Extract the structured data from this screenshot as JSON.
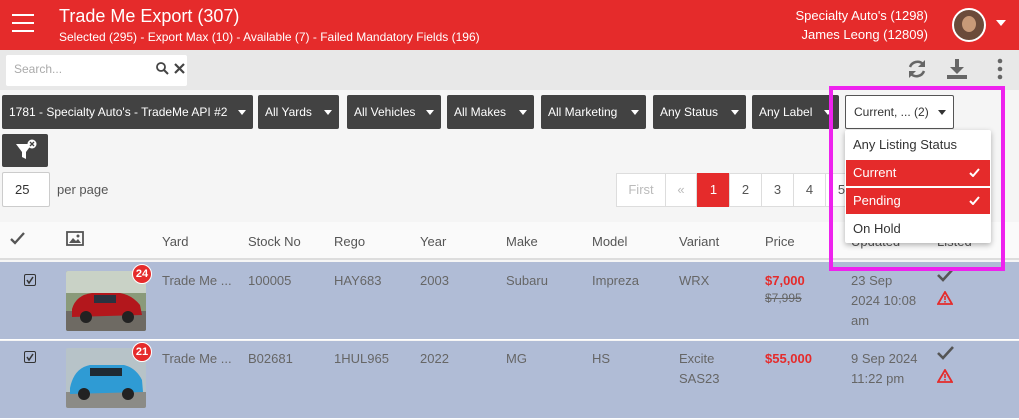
{
  "header": {
    "title": "Trade Me Export (307)",
    "subtitle": "Selected (295) - Export Max (10) - Available (7) - Failed Mandatory Fields (196)",
    "dealer": "Specialty Auto's (1298)",
    "user": "James Leong (12809)"
  },
  "toolbar": {
    "search_placeholder": "Search...",
    "icons": [
      "refresh-icon",
      "download-icon",
      "more-vert-icon"
    ]
  },
  "filters": [
    "1781 - Specialty Auto's - TradeMe API #2",
    "All Yards",
    "All Vehicles",
    "All Makes",
    "All Marketing",
    "Any Status",
    "Any Label"
  ],
  "listing_status_filter": {
    "value": "Current, ... (2)",
    "options": [
      {
        "label": "Any Listing Status",
        "selected": false
      },
      {
        "label": "Current",
        "selected": true
      },
      {
        "label": "Pending",
        "selected": true
      },
      {
        "label": "On Hold",
        "selected": false
      }
    ]
  },
  "paging": {
    "per_page": "25",
    "per_page_label": "per page",
    "first": "First",
    "prev": "«",
    "pages": [
      "1",
      "2",
      "3",
      "4",
      "5"
    ],
    "current_page": "1"
  },
  "table": {
    "columns": [
      "Yard",
      "Stock No",
      "Rego",
      "Year",
      "Make",
      "Model",
      "Variant",
      "Price",
      "Updated",
      "Listed"
    ],
    "rows": [
      {
        "photo_count": "24",
        "yard": "Trade Me ...",
        "stock_no": "100005",
        "rego": "HAY683",
        "year": "2003",
        "make": "Subaru",
        "model": "Impreza",
        "variant": "WRX",
        "variant_2": "",
        "price": "$7,000",
        "old_price": "$7,995",
        "updated_1": "23 Sep",
        "updated_2": "2024 10:08",
        "updated_3": "am"
      },
      {
        "photo_count": "21",
        "yard": "Trade Me ...",
        "stock_no": "B02681",
        "rego": "1HUL965",
        "year": "2022",
        "make": "MG",
        "model": "HS",
        "variant": "Excite",
        "variant_2": "SAS23",
        "price": "$55,000",
        "old_price": "",
        "updated_1": "9 Sep 2024",
        "updated_2": "11:22 pm",
        "updated_3": ""
      }
    ]
  },
  "colors": {
    "brand_red": "#e52b2b",
    "filter_dark": "#424242",
    "row_selected": "#b0bcd6",
    "highlight": "#ee22ee"
  }
}
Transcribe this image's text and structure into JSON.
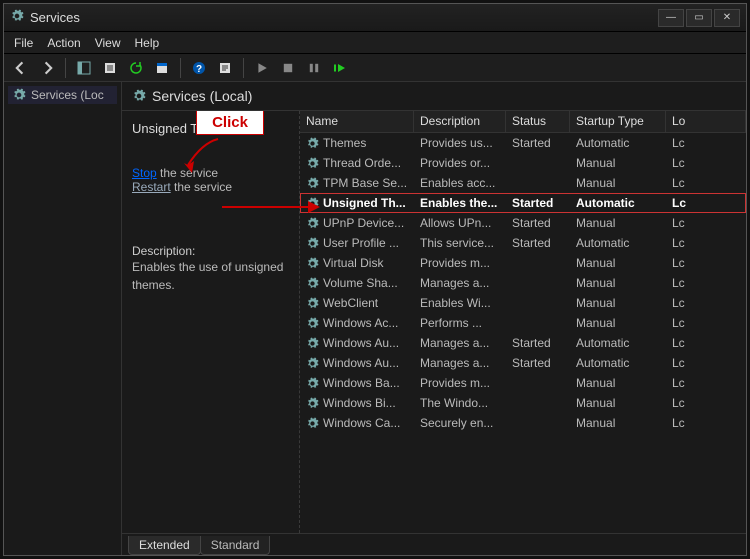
{
  "window": {
    "title": "Services"
  },
  "menu": {
    "file": "File",
    "action": "Action",
    "view": "View",
    "help": "Help"
  },
  "tree": {
    "root": "Services (Loc"
  },
  "main": {
    "heading": "Services (Local)"
  },
  "detail": {
    "service_name": "Unsigned T",
    "stop_label": "Stop",
    "stop_suffix": " the service",
    "restart_label": "Restart",
    "restart_suffix": " the service",
    "desc_heading": "Description:",
    "desc_text": "Enables the use of unsigned themes."
  },
  "callout": {
    "click": "Click"
  },
  "columns": {
    "name": "Name",
    "description": "Description",
    "status": "Status",
    "startup": "Startup Type",
    "logon": "Lo"
  },
  "services": [
    {
      "name": "Themes",
      "desc": "Provides us...",
      "status": "Started",
      "startup": "Automatic",
      "logon": "Lc"
    },
    {
      "name": "Thread Orde...",
      "desc": "Provides or...",
      "status": "",
      "startup": "Manual",
      "logon": "Lc"
    },
    {
      "name": "TPM Base Se...",
      "desc": "Enables acc...",
      "status": "",
      "startup": "Manual",
      "logon": "Lc"
    },
    {
      "name": "Unsigned Th...",
      "desc": "Enables the...",
      "status": "Started",
      "startup": "Automatic",
      "logon": "Lc",
      "selected": true
    },
    {
      "name": "UPnP Device...",
      "desc": "Allows UPn...",
      "status": "Started",
      "startup": "Manual",
      "logon": "Lc"
    },
    {
      "name": "User Profile ...",
      "desc": "This service...",
      "status": "Started",
      "startup": "Automatic",
      "logon": "Lc"
    },
    {
      "name": "Virtual Disk",
      "desc": "Provides m...",
      "status": "",
      "startup": "Manual",
      "logon": "Lc"
    },
    {
      "name": "Volume Sha...",
      "desc": "Manages a...",
      "status": "",
      "startup": "Manual",
      "logon": "Lc"
    },
    {
      "name": "WebClient",
      "desc": "Enables Wi...",
      "status": "",
      "startup": "Manual",
      "logon": "Lc"
    },
    {
      "name": "Windows Ac...",
      "desc": "Performs ...",
      "status": "",
      "startup": "Manual",
      "logon": "Lc"
    },
    {
      "name": "Windows Au...",
      "desc": "Manages a...",
      "status": "Started",
      "startup": "Automatic",
      "logon": "Lc"
    },
    {
      "name": "Windows Au...",
      "desc": "Manages a...",
      "status": "Started",
      "startup": "Automatic",
      "logon": "Lc"
    },
    {
      "name": "Windows Ba...",
      "desc": "Provides m...",
      "status": "",
      "startup": "Manual",
      "logon": "Lc"
    },
    {
      "name": "Windows Bi...",
      "desc": "The Windo...",
      "status": "",
      "startup": "Manual",
      "logon": "Lc"
    },
    {
      "name": "Windows Ca...",
      "desc": "Securely en...",
      "status": "",
      "startup": "Manual",
      "logon": "Lc"
    }
  ],
  "tabs": {
    "extended": "Extended",
    "standard": "Standard"
  }
}
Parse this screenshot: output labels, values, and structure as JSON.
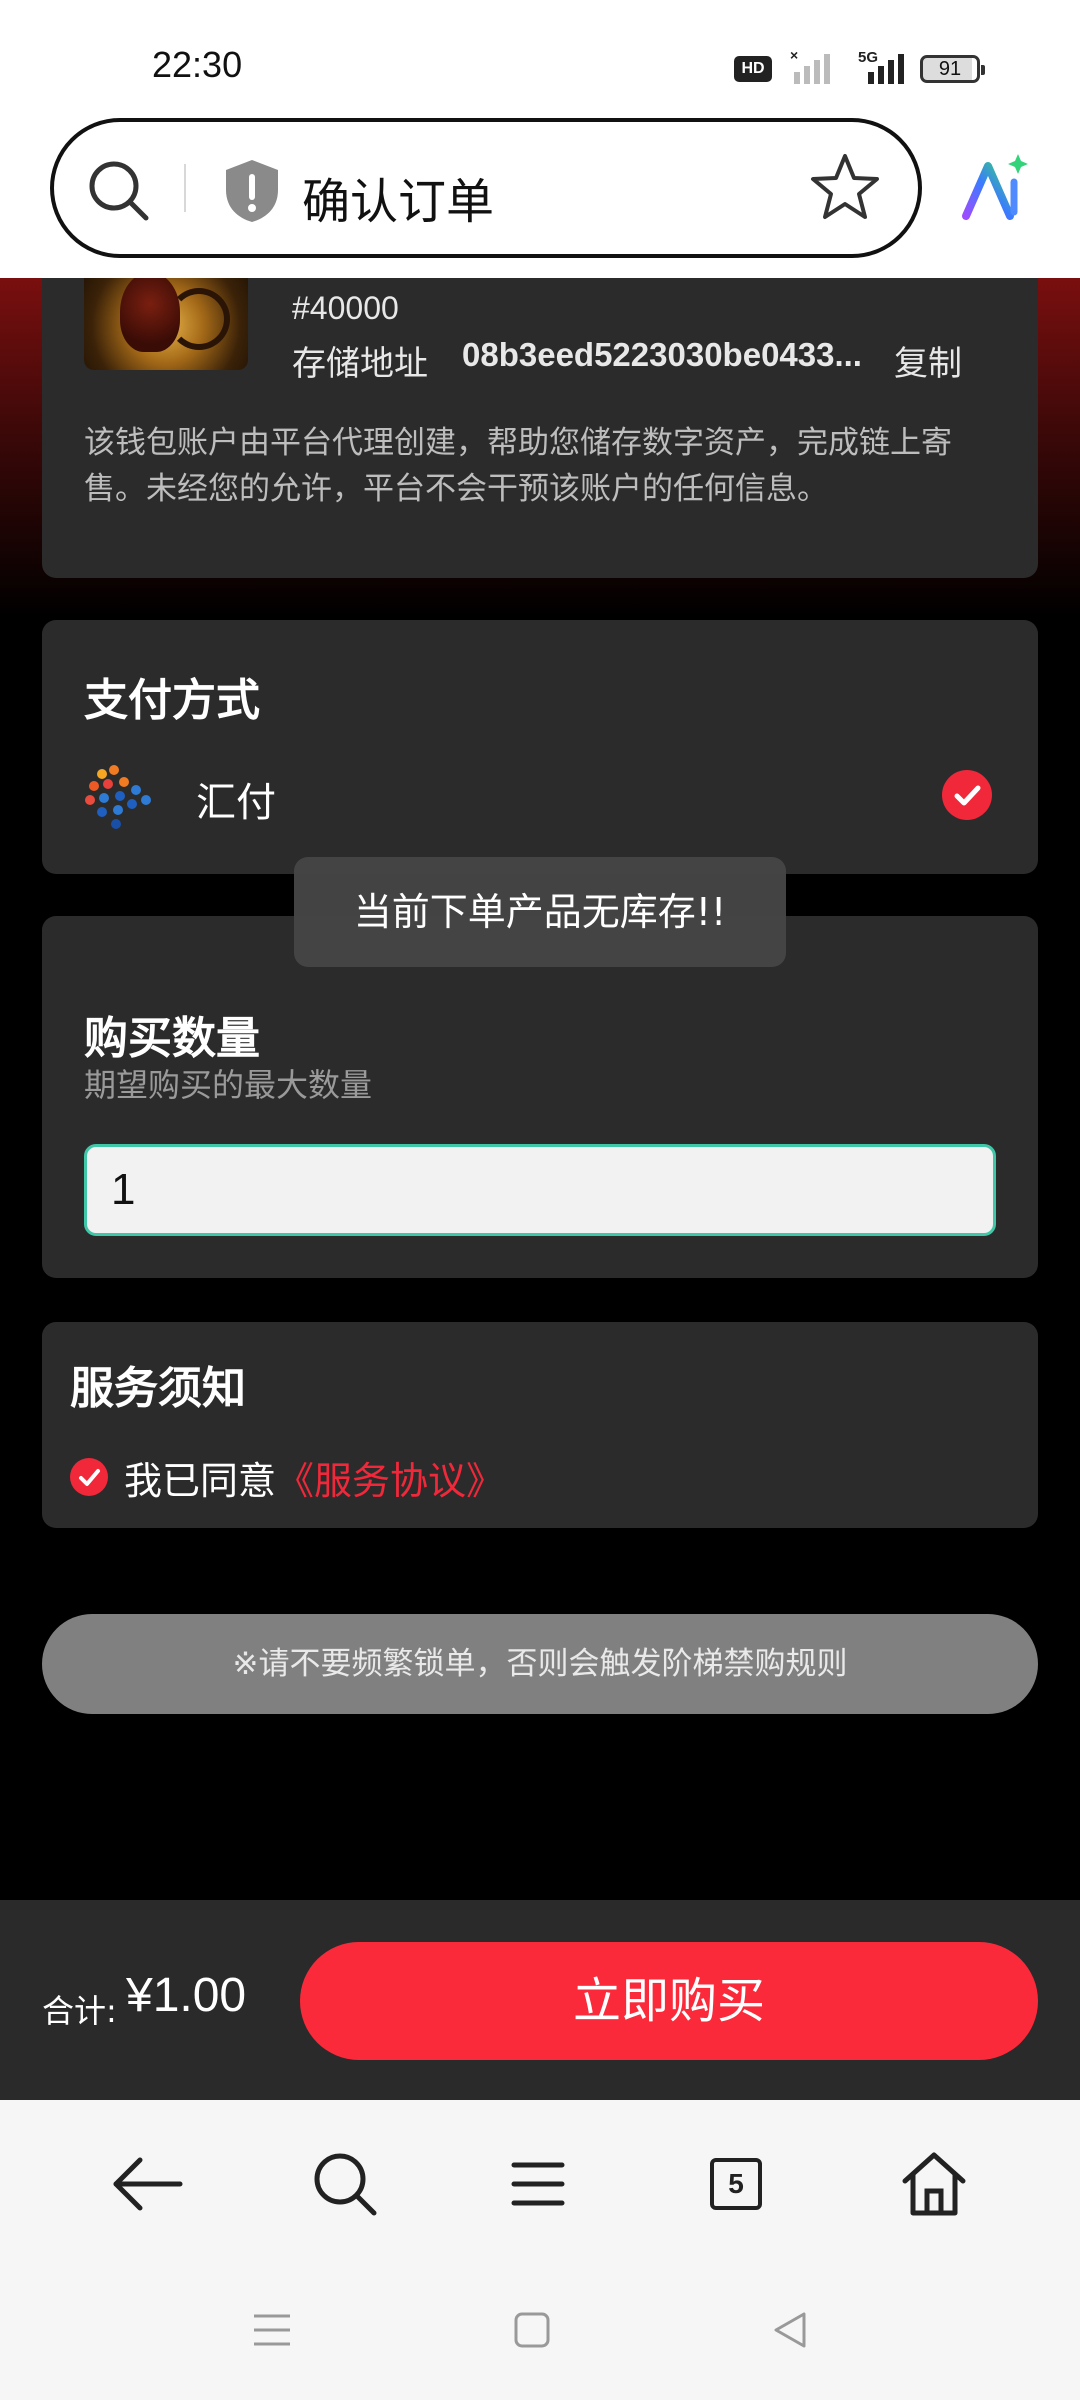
{
  "status_bar": {
    "time": "22:30",
    "network": "5G",
    "hd_label": "HD",
    "battery": "91"
  },
  "browser": {
    "page_title": "确认订单",
    "tab_count": "5"
  },
  "wallet": {
    "token_id": "#40000",
    "address_label": "存储地址",
    "address_value": "08b3eed5223030be0433...",
    "copy_label": "复制",
    "description": "该钱包账户由平台代理创建，帮助您储存数字资产，完成链上寄售。未经您的允许，平台不会干预该账户的任何信息。"
  },
  "payment": {
    "title": "支付方式",
    "method_name": "汇付",
    "selected": true
  },
  "quantity": {
    "title": "购买数量",
    "subtitle": "期望购买的最大数量",
    "value": "1"
  },
  "toast": {
    "message": "当前下单产品无库存!!"
  },
  "service": {
    "title": "服务须知",
    "agree_text": "我已同意",
    "agreement_link": "《服务协议》",
    "agreed": true
  },
  "notice": {
    "text": "※请不要频繁锁单，否则会触发阶梯禁购规则"
  },
  "order": {
    "total_label": "合计:",
    "total_value": "¥1.00",
    "buy_label": "立即购买"
  },
  "colors": {
    "accent": "#fb2a3b",
    "input_border": "#3fc7a8",
    "card": "#2b2b2b"
  }
}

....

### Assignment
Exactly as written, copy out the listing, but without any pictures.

### Result for this exercise
Extract the structured data from this screenshot as JSON.
{
  "header": {
    "title": "Trade Me Export (307)",
    "subtitle": "Selected (295) - Export Max (10) - Available (7) - Failed Mandatory Fields (196)",
    "dealer": "Specialty Auto's (1298)",
    "user": "James Leong (12809)"
  },
  "toolbar": {
    "search_placeholder": "Search...",
    "icons": [
      "refresh-icon",
      "download-icon",
      "more-vert-icon"
    ]
  },
  "filters": [
    "1781 - Specialty Auto's - TradeMe API #2",
    "All Yards",
    "All Vehicles",
    "All Makes",
    "All Marketing",
    "Any Status",
    "Any Label"
  ],
  "listing_status_filter": {
    "value": "Current, ... (2)",
    "options": [
      {
        "label": "Any Listing Status",
        "selected": false
      },
      {
        "label": "Current",
        "selected": true
      },
      {
        "label": "Pending",
        "selected": true
      },
      {
        "label": "On Hold",
        "selected": false
      }
    ]
  },
  "paging": {
    "per_page": "25",
    "per_page_label": "per page",
    "first": "First",
    "prev": "«",
    "pages": [
      "1",
      "2",
      "3",
      "4",
      "5"
    ],
    "current_page": "1"
  },
  "table": {
    "columns": [
      "Yard",
      "Stock No",
      "Rego",
      "Year",
      "Make",
      "Model",
      "Variant",
      "Price",
      "Updated",
      "Listed"
    ],
    "rows": [
      {
        "photo_count": "24",
        "yard": "Trade Me ...",
        "stock_no": "100005",
        "rego": "HAY683",
        "year": "2003",
        "make": "Subaru",
        "model": "Impreza",
        "variant": "WRX",
        "variant_2": "",
        "price": "$7,000",
        "old_price": "$7,995",
        "updated_1": "23 Sep",
        "updated_2": "2024 10:08",
        "updated_3": "am"
      },
      {
        "photo_count": "21",
        "yard": "Trade Me ...",
        "stock_no": "B02681",
        "rego": "1HUL965",
        "year": "2022",
        "make": "MG",
        "model": "HS",
        "variant": "Excite",
        "variant_2": "SAS23",
        "price": "$55,000",
        "old_price": "",
        "updated_1": "9 Sep 2024",
        "updated_2": "11:22 pm",
        "updated_3": ""
      }
    ]
  },
  "colors": {
    "brand_red": "#e52b2b",
    "filter_dark": "#424242",
    "row_selected": "#b0bcd6",
    "highlight": "#ee22ee"
  }
}
Transcribe this image's text and structure into JSON.
{
  "window": {
    "title": "Services"
  },
  "menu": {
    "file": "File",
    "action": "Action",
    "view": "View",
    "help": "Help"
  },
  "tree": {
    "root": "Services (Loc"
  },
  "main": {
    "heading": "Services (Local)"
  },
  "detail": {
    "service_name": "Unsigned T",
    "stop_label": "Stop",
    "stop_suffix": " the service",
    "restart_label": "Restart",
    "restart_suffix": " the service",
    "desc_heading": "Description:",
    "desc_text": "Enables the use of unsigned themes."
  },
  "callout": {
    "click": "Click"
  },
  "columns": {
    "name": "Name",
    "description": "Description",
    "status": "Status",
    "startup": "Startup Type",
    "logon": "Lo"
  },
  "services": [
    {
      "name": "Themes",
      "desc": "Provides us...",
      "status": "Started",
      "startup": "Automatic",
      "logon": "Lc"
    },
    {
      "name": "Thread Orde...",
      "desc": "Provides or...",
      "status": "",
      "startup": "Manual",
      "logon": "Lc"
    },
    {
      "name": "TPM Base Se...",
      "desc": "Enables acc...",
      "status": "",
      "startup": "Manual",
      "logon": "Lc"
    },
    {
      "name": "Unsigned Th...",
      "desc": "Enables the...",
      "status": "Started",
      "startup": "Automatic",
      "logon": "Lc",
      "selected": true
    },
    {
      "name": "UPnP Device...",
      "desc": "Allows UPn...",
      "status": "Started",
      "startup": "Manual",
      "logon": "Lc"
    },
    {
      "name": "User Profile ...",
      "desc": "This service...",
      "status": "Started",
      "startup": "Automatic",
      "logon": "Lc"
    },
    {
      "name": "Virtual Disk",
      "desc": "Provides m...",
      "status": "",
      "startup": "Manual",
      "logon": "Lc"
    },
    {
      "name": "Volume Sha...",
      "desc": "Manages a...",
      "status": "",
      "startup": "Manual",
      "logon": "Lc"
    },
    {
      "name": "WebClient",
      "desc": "Enables Wi...",
      "status": "",
      "startup": "Manual",
      "logon": "Lc"
    },
    {
      "name": "Windows Ac...",
      "desc": "Performs ...",
      "status": "",
      "startup": "Manual",
      "logon": "Lc"
    },
    {
      "name": "Windows Au...",
      "desc": "Manages a...",
      "status": "Started",
      "startup": "Automatic",
      "logon": "Lc"
    },
    {
      "name": "Windows Au...",
      "desc": "Manages a...",
      "status": "Started",
      "startup": "Automatic",
      "logon": "Lc"
    },
    {
      "name": "Windows Ba...",
      "desc": "Provides m...",
      "status": "",
      "startup": "Manual",
      "logon": "Lc"
    },
    {
      "name": "Windows Bi...",
      "desc": "The Windo...",
      "status": "",
      "startup": "Manual",
      "logon": "Lc"
    },
    {
      "name": "Windows Ca...",
      "desc": "Securely en...",
      "status": "",
      "startup": "Manual",
      "logon": "Lc"
    }
  ],
  "tabs": {
    "extended": "Extended",
    "standard": "Standard"
  }
}
Parse this screenshot: output labels, values, and structure as JSON.
{
  "status_bar": {
    "time": "22:30",
    "network": "5G",
    "hd_label": "HD",
    "battery": "91"
  },
  "browser": {
    "page_title": "确认订单",
    "tab_count": "5"
  },
  "wallet": {
    "token_id": "#40000",
    "address_label": "存储地址",
    "address_value": "08b3eed5223030be0433...",
    "copy_label": "复制",
    "description": "该钱包账户由平台代理创建，帮助您储存数字资产，完成链上寄售。未经您的允许，平台不会干预该账户的任何信息。"
  },
  "payment": {
    "title": "支付方式",
    "method_name": "汇付",
    "selected": true
  },
  "quantity": {
    "title": "购买数量",
    "subtitle": "期望购买的最大数量",
    "value": "1"
  },
  "toast": {
    "message": "当前下单产品无库存!!"
  },
  "service": {
    "title": "服务须知",
    "agree_text": "我已同意",
    "agreement_link": "《服务协议》",
    "agreed": true
  },
  "notice": {
    "text": "※请不要频繁锁单，否则会触发阶梯禁购规则"
  },
  "order": {
    "total_label": "合计:",
    "total_value": "¥1.00",
    "buy_label": "立即购买"
  },
  "colors": {
    "accent": "#fb2a3b",
    "input_border": "#3fc7a8",
    "card": "#2b2b2b"
  }
}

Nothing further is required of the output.